• _What the task asks_:
Keeping every word and mark, copy all of the data.

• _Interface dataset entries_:
┌──
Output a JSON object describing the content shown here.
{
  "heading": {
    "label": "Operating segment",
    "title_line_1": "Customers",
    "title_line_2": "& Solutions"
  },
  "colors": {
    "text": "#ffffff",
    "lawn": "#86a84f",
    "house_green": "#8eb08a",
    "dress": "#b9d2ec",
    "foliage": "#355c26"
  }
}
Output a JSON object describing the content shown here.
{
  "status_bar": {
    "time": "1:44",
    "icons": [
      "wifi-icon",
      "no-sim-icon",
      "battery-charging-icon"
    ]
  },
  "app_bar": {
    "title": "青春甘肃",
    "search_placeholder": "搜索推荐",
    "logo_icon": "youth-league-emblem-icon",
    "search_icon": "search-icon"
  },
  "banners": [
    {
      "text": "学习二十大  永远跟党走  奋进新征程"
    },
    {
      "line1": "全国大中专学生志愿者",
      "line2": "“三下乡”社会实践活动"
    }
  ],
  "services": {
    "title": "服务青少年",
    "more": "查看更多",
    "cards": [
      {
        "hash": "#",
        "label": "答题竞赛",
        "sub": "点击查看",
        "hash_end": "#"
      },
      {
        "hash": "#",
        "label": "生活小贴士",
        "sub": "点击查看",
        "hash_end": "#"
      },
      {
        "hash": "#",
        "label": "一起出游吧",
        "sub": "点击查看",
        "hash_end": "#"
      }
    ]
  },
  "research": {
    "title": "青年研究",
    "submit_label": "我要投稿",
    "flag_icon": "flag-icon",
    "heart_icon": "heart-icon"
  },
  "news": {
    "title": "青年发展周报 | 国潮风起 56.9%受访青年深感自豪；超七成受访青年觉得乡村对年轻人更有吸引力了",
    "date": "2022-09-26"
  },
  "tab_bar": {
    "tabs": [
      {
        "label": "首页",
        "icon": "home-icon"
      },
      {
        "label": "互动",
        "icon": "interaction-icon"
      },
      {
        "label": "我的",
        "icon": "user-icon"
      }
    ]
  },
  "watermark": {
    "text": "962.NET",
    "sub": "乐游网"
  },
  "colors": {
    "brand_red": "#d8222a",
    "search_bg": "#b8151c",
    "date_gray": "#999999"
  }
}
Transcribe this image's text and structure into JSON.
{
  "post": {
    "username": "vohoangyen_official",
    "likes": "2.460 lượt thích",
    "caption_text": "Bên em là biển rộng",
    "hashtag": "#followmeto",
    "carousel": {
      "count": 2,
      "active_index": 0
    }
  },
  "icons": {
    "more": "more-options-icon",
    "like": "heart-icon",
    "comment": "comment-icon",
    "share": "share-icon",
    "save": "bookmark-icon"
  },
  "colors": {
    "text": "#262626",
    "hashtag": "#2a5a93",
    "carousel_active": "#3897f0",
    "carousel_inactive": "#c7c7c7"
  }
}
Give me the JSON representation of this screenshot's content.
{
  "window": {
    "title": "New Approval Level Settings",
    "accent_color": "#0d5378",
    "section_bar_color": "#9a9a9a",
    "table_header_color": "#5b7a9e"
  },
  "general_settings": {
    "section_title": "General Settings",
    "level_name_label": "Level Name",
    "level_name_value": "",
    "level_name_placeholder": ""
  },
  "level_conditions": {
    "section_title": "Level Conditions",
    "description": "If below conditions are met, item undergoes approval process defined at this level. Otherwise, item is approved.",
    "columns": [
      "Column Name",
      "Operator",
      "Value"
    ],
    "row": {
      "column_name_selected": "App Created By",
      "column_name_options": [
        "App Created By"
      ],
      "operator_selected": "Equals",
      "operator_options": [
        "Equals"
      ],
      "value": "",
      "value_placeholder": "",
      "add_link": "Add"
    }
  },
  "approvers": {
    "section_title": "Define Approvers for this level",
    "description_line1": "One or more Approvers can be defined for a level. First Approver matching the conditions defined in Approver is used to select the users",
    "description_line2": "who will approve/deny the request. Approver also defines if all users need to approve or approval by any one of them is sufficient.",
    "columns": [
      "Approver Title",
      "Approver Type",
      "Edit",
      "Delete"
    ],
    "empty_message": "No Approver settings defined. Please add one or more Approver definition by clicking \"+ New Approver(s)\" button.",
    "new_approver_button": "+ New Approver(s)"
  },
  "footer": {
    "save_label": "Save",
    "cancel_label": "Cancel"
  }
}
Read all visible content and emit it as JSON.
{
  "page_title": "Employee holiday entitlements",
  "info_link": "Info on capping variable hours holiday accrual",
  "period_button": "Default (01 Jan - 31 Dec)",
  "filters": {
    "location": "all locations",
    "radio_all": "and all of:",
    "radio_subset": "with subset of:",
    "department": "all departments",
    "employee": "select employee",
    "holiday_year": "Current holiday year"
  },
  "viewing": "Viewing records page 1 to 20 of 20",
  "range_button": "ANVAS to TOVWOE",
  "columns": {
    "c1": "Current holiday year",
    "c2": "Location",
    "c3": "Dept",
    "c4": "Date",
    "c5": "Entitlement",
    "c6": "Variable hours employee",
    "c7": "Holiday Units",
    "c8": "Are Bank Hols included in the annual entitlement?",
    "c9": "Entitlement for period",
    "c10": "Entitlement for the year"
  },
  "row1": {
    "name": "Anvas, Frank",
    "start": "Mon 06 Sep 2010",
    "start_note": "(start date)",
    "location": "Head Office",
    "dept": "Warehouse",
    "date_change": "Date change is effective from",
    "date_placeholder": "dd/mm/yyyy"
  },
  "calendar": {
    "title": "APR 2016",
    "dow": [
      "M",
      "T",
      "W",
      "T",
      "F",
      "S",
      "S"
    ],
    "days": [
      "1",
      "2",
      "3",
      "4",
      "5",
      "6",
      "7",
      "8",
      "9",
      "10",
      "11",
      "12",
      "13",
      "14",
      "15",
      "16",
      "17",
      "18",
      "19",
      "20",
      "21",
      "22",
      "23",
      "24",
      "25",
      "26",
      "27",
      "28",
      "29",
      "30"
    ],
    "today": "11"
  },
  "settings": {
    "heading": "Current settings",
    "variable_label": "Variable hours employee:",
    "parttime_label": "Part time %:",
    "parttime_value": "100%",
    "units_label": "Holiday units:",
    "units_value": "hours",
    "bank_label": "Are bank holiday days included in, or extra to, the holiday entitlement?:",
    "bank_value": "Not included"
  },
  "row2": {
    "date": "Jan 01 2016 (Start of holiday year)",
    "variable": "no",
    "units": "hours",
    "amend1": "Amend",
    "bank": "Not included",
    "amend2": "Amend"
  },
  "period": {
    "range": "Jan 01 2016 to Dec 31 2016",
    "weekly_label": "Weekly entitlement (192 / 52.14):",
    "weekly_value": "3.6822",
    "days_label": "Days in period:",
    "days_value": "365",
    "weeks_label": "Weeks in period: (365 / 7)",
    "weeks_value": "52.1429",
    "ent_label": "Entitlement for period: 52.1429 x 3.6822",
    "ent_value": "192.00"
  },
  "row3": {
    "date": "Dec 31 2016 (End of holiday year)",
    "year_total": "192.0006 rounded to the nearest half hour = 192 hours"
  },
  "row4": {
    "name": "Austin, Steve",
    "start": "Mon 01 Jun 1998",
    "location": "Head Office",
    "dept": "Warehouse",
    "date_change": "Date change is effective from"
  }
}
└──
• _Result_:
Output a JSON object describing the content shown here.
{
  "heading": {
    "label": "Operating segment",
    "title_line_1": "Customers",
    "title_line_2": "& Solutions"
  },
  "colors": {
    "text": "#ffffff",
    "lawn": "#86a84f",
    "house_green": "#8eb08a",
    "dress": "#b9d2ec",
    "foliage": "#355c26"
  }
}
Output a JSON object describing the content shown here.
{
  "status_bar": {
    "time": "1:44",
    "icons": [
      "wifi-icon",
      "no-sim-icon",
      "battery-charging-icon"
    ]
  },
  "app_bar": {
    "title": "青春甘肃",
    "search_placeholder": "搜索推荐",
    "logo_icon": "youth-league-emblem-icon",
    "search_icon": "search-icon"
  },
  "banners": [
    {
      "text": "学习二十大  永远跟党走  奋进新征程"
    },
    {
      "line1": "全国大中专学生志愿者",
      "line2": "“三下乡”社会实践活动"
    }
  ],
  "services": {
    "title": "服务青少年",
    "more": "查看更多",
    "cards": [
      {
        "hash": "#",
        "label": "答题竞赛",
        "sub": "点击查看",
        "hash_end": "#"
      },
      {
        "hash": "#",
        "label": "生活小贴士",
        "sub": "点击查看",
        "hash_end": "#"
      },
      {
        "hash": "#",
        "label": "一起出游吧",
        "sub": "点击查看",
        "hash_end": "#"
      }
    ]
  },
  "research": {
    "title": "青年研究",
    "submit_label": "我要投稿",
    "flag_icon": "flag-icon",
    "heart_icon": "heart-icon"
  },
  "news": {
    "title": "青年发展周报 | 国潮风起 56.9%受访青年深感自豪；超七成受访青年觉得乡村对年轻人更有吸引力了",
    "date": "2022-09-26"
  },
  "tab_bar": {
    "tabs": [
      {
        "label": "首页",
        "icon": "home-icon"
      },
      {
        "label": "互动",
        "icon": "interaction-icon"
      },
      {
        "label": "我的",
        "icon": "user-icon"
      }
    ]
  },
  "watermark": {
    "text": "962.NET",
    "sub": "乐游网"
  },
  "colors": {
    "brand_red": "#d8222a",
    "search_bg": "#b8151c",
    "date_gray": "#999999"
  }
}
Transcribe this image's text and structure into JSON.
{
  "post": {
    "username": "vohoangyen_official",
    "likes": "2.460 lượt thích",
    "caption_text": "Bên em là biển rộng",
    "hashtag": "#followmeto",
    "carousel": {
      "count": 2,
      "active_index": 0
    }
  },
  "icons": {
    "more": "more-options-icon",
    "like": "heart-icon",
    "comment": "comment-icon",
    "share": "share-icon",
    "save": "bookmark-icon"
  },
  "colors": {
    "text": "#262626",
    "hashtag": "#2a5a93",
    "carousel_active": "#3897f0",
    "carousel_inactive": "#c7c7c7"
  }
}
Give me the JSON representation of this screenshot's content.
{
  "window": {
    "title": "New Approval Level Settings",
    "accent_color": "#0d5378",
    "section_bar_color": "#9a9a9a",
    "table_header_color": "#5b7a9e"
  },
  "general_settings": {
    "section_title": "General Settings",
    "level_name_label": "Level Name",
    "level_name_value": "",
    "level_name_placeholder": ""
  },
  "level_conditions": {
    "section_title": "Level Conditions",
    "description": "If below conditions are met, item undergoes approval process defined at this level. Otherwise, item is approved.",
    "columns": [
      "Column Name",
      "Operator",
      "Value"
    ],
    "row": {
      "column_name_selected": "App Created By",
      "column_name_options": [
        "App Created By"
      ],
      "operator_selected": "Equals",
      "operator_options": [
        "Equals"
      ],
      "value": "",
      "value_placeholder": "",
      "add_link": "Add"
    }
  },
  "approvers": {
    "section_title": "Define Approvers for this level",
    "description_line1": "One or more Approvers can be defined for a level. First Approver matching the conditions defined in Approver is used to select the users",
    "description_line2": "who will approve/deny the request. Approver also defines if all users need to approve or approval by any one of them is sufficient.",
    "columns": [
      "Approver Title",
      "Approver Type",
      "Edit",
      "Delete"
    ],
    "empty_message": "No Approver settings defined. Please add one or more Approver definition by clicking \"+ New Approver(s)\" button.",
    "new_approver_button": "+ New Approver(s)"
  },
  "footer": {
    "save_label": "Save",
    "cancel_label": "Cancel"
  }
}
Read all visible content and emit it as JSON.
{
  "page_title": "Employee holiday entitlements",
  "info_link": "Info on capping variable hours holiday accrual",
  "period_button": "Default (01 Jan - 31 Dec)",
  "filters": {
    "location": "all locations",
    "radio_all": "and all of:",
    "radio_subset": "with subset of:",
    "department": "all departments",
    "employee": "select employee",
    "holiday_year": "Current holiday year"
  },
  "viewing": "Viewing records page 1 to 20 of 20",
  "range_button": "ANVAS to TOVWOE",
  "columns": {
    "c1": "Current holiday year",
    "c2": "Location",
    "c3": "Dept",
    "c4": "Date",
    "c5": "Entitlement",
    "c6": "Variable hours employee",
    "c7": "Holiday Units",
    "c8": "Are Bank Hols included in the annual entitlement?",
    "c9": "Entitlement for period",
    "c10": "Entitlement for the year"
  },
  "row1": {
    "name": "Anvas, Frank",
    "start": "Mon 06 Sep 2010",
    "start_note": "(start date)",
    "location": "Head Office",
    "dept": "Warehouse",
    "date_change": "Date change is effective from",
    "date_placeholder": "dd/mm/yyyy"
  },
  "calendar": {
    "title": "APR 2016",
    "dow": [
      "M",
      "T",
      "W",
      "T",
      "F",
      "S",
      "S"
    ],
    "days": [
      "1",
      "2",
      "3",
      "4",
      "5",
      "6",
      "7",
      "8",
      "9",
      "10",
      "11",
      "12",
      "13",
      "14",
      "15",
      "16",
      "17",
      "18",
      "19",
      "20",
      "21",
      "22",
      "23",
      "24",
      "25",
      "26",
      "27",
      "28",
      "29",
      "30"
    ],
    "today": "11"
  },
  "settings": {
    "heading": "Current settings",
    "variable_label": "Variable hours employee:",
    "parttime_label": "Part time %:",
    "parttime_value": "100%",
    "units_label": "Holiday units:",
    "units_value": "hours",
    "bank_label": "Are bank holiday days included in, or extra to, the holiday entitlement?:",
    "bank_value": "Not included"
  },
  "row2": {
    "date": "Jan 01 2016 (Start of holiday year)",
    "variable": "no",
    "units": "hours",
    "amend1": "Amend",
    "bank": "Not included",
    "amend2": "Amend"
  },
  "period": {
    "range": "Jan 01 2016 to Dec 31 2016",
    "weekly_label": "Weekly entitlement (192 / 52.14):",
    "weekly_value": "3.6822",
    "days_label": "Days in period:",
    "days_value": "365",
    "weeks_label": "Weeks in period: (365 / 7)",
    "weeks_value": "52.1429",
    "ent_label": "Entitlement for period: 52.1429 x 3.6822",
    "ent_value": "192.00"
  },
  "row3": {
    "date": "Dec 31 2016 (End of holiday year)",
    "year_total": "192.0006 rounded to the nearest half hour = 192 hours"
  },
  "row4": {
    "name": "Austin, Steve",
    "start": "Mon 01 Jun 1998",
    "location": "Head Office",
    "dept": "Warehouse",
    "date_change": "Date change is effective from"
  }
}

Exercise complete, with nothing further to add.